Daniel Siegel, Director of The Mindsight Institute at UCLA and author of the book, The Mindful Brain, has been studying the effects of meditation on the brain for over 20 years. He has come to recognize that meditation and mindful awareness can alter brain function, mental activity, and interpersonal relationships. More importantly, Siegel has used mindfulness with his patients suffering from various mental illnesses, including addiction and other forms of stress.

Essentially, he uncovered that mindfulness practice could help those parts of the brain that regulate mood to grow and strengthen, stabilizing the mind and enabling his patients to achieve emotional equilibrium and resilience. Mindful awareness, wrote Siegel, in his book Mindsight: The New Science of Personal Transformation, can directly stimulate the growth of those clusters of neurons called the resonance circuits, which enable resonance with others and self-regulation of moods. These are key emotional skills for recovering addicts who are in sober living.

In an article Daniel Siegel wrote for the journal, The Humanistic Psychologist, he outlines 9 benefits, of many, that an individual might experience when practicing mindful awareness. They are listed below.

  1. Body Regulation – When the body is stressed, the sympathetic branch of the autonomic nervous system becomes activated and the flight/fight system in the brain is turned on. However, mindfulness turns on the parasympathetic nervous system, which helps to bring the body back in balance. The heart rate slows down, breathing becomes long and slow, and muscles in the body relax. This can be incredibly important for recovering addicts who are in sober living. Many addictions develop because of a learned pattern to turn to drinking or drugs when stress is high. However, learning to relax the body instead is a much healthier way to cope with stress.
  2. Attuned Communication – The kind of bond that a mother has with her child is experienced through attuned communication. However, this sort of connection with another human being doesn’t just happen between mother and child; it can also happen between friends meeting for coffee or a couple out on a date. Attuned communication is when two human beings feel as though they are a part of one resonating whole. You might even feel this sort of connection with a stranger, if you look into their eyes, and tune into who they are. Siegel points out in his article that attunement has been a part of every culture around the world and is a part of healthy relationships, particularly between children and their caregivers. Tumultuous relationships in childhood might be another contributor to addiction. Learning how to have healthy, attuned relationships can support sobriety and even prevent relapse.

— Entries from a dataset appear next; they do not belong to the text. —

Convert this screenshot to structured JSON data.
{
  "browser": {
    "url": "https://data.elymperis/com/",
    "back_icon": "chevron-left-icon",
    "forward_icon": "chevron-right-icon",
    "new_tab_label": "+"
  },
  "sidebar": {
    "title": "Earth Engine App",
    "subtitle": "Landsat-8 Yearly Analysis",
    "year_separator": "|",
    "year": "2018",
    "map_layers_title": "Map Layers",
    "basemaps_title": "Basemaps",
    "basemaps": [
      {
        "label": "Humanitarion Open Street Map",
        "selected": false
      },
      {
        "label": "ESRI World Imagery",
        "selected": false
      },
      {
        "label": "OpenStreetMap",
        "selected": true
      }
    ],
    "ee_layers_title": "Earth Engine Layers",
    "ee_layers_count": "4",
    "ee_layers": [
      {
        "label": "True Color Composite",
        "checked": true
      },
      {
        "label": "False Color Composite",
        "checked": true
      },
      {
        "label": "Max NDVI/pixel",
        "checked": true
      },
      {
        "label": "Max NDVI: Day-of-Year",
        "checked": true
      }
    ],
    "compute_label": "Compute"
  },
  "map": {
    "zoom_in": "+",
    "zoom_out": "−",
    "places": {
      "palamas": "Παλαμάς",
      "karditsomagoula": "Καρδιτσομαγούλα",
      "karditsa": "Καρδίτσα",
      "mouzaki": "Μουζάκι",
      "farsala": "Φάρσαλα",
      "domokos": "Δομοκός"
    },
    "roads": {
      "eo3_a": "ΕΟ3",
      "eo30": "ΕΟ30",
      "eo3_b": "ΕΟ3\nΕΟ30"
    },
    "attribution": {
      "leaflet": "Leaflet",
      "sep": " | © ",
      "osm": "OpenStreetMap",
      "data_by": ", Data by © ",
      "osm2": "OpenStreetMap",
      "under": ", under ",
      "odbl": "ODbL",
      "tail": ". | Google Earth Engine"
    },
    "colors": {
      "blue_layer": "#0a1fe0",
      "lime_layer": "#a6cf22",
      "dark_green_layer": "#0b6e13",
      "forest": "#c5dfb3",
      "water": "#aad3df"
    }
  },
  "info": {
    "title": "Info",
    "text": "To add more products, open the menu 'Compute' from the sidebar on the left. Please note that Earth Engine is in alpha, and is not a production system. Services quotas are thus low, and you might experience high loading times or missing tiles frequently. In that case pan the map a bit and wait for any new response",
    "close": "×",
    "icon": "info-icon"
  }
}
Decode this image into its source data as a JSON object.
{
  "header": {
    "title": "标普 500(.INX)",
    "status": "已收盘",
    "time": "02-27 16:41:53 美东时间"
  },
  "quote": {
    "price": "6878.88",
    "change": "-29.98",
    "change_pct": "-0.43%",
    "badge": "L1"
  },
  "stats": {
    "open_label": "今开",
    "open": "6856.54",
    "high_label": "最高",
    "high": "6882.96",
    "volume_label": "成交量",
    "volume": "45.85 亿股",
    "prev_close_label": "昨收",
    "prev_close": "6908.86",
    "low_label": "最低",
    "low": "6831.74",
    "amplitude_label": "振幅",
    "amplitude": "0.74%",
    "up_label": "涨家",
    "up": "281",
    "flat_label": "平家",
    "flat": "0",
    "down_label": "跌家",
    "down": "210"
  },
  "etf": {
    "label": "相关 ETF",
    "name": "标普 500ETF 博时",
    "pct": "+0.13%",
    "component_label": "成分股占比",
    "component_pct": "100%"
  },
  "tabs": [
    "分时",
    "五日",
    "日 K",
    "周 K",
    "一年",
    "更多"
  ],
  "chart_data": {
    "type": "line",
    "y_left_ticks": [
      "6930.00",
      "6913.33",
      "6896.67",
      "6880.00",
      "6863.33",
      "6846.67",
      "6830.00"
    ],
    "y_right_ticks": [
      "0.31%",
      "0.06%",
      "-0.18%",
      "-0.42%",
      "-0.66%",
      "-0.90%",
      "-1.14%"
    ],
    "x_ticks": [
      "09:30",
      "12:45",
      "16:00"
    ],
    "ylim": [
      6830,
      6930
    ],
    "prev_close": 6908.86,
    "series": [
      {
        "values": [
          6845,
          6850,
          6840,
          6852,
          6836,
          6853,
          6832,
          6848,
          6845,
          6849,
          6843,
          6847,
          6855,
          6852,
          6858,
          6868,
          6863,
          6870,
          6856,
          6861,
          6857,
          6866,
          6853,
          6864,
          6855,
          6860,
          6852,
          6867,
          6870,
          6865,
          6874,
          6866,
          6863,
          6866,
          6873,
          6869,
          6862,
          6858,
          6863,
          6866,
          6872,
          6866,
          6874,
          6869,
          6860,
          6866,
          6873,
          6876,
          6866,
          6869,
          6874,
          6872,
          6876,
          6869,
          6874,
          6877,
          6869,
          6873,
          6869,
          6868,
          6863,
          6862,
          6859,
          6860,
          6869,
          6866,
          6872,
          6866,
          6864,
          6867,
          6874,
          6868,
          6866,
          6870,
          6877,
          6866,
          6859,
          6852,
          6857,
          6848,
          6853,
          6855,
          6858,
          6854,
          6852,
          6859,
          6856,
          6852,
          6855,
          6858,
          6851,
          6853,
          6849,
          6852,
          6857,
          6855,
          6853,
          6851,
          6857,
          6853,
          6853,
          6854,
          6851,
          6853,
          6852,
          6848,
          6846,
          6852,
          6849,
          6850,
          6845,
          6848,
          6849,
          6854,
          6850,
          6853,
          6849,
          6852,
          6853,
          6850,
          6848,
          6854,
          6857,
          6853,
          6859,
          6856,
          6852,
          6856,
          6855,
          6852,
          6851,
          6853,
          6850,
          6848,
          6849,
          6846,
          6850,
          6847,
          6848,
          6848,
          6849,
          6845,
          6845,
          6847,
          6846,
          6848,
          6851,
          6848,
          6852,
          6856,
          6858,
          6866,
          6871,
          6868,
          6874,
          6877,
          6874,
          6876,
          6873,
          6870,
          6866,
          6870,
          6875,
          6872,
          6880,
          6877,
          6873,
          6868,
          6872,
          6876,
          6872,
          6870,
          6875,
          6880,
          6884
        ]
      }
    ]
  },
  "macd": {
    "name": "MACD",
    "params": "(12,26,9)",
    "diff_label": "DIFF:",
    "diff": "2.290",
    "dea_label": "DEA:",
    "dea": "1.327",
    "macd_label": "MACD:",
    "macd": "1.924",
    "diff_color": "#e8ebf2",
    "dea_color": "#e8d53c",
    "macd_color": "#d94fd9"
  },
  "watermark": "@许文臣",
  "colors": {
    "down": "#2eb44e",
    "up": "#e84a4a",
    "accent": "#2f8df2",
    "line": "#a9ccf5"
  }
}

As Siegel noted, mindfulness can directly stimulate the growth neurons, which enable resonance with others and self-regulation of moods. Experiencing deeper connections with oneself and others can significantly support sobriety. This article began a list of benefits that mindfulness can bring to a recovery addict who is in sober living. The second article in this series will continue this list of benefits.

 

If you are reading this on any blog other than Transcend Recovery Community
or via my RSS Feed, it is stolen content without credit.
You can find me on Twitter via @RecoveryRobert
Come and visit our blog at http://TranscendRecoveryCommunity.com/blog